  • The S&P has never been negative 4-years in a row
  • There have been 3 significant declines never more than 58%
    – 1973-1974 -49.92%
    – 2000-2002 -50.50%
    – 2007-2009 -57.69%
  • Each significant decline was recouped in 6 years or less
  • The S&P is up 27,953% life to date NOT including dividends
  • The last major bull run from 1970’s was 2409%. Currently we’re up ‘just’ 603%

In closing, I think it’s a safe assumption to say that I’m bullish on this market. But there is a key distinction to make and that is I’m not a perma-bull living with rose colored glasses. I know bear markets exist, I’ve successfully traded through the last two bear markets, and am fully aware they can be vicious when you’re caught in the bear’s cave. It’s fully within our company’s operating agreements that we can go to 100% cash if needed and actually have the ability to put on short exposure in the case of an extended bear market. But my EQ says that any fear of an extended bear market lasting more than 4 years greater than 60% may be unfounded, considering it’s never happened in 71 years.

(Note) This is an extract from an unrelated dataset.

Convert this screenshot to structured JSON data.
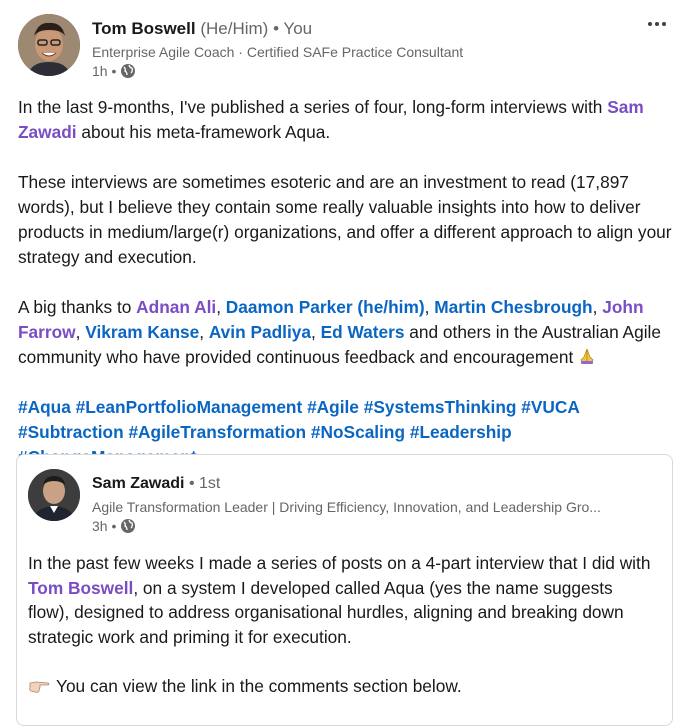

You would have to go back to the 1920’s to justify those fears.

I’m smart enough to know that I’m not smart enough to pick the top of a 100+ year rally and that I will remain long, not expecting to make history any time soon.

New Age Wealth Advisors, LLC is a registered investment adviser. Information presented is for educational purposes only and does not intend to make an offer or solicitation for the sale or purchase of any specific securities, investments, or investment strategies. Investments involve risk and, unless otherwise stated, are not guaranteed. Be sure to first consult with a qualified financial adviser and/or tax professional before implementing any strategy discussed herein. Past performance is not indicative of future performance.

New Age Wealth Advisors, LLC may discuss and display, charts, graphs, formulas which are not intended to be used by themselves to determine which securities to buy or sell, or when to buy or sell them. Such charts and graphs offer limited information and should not be used on their own to make investment decisions.

Written by: Todd Gordon

View Latest Posts


Exclusive Access to our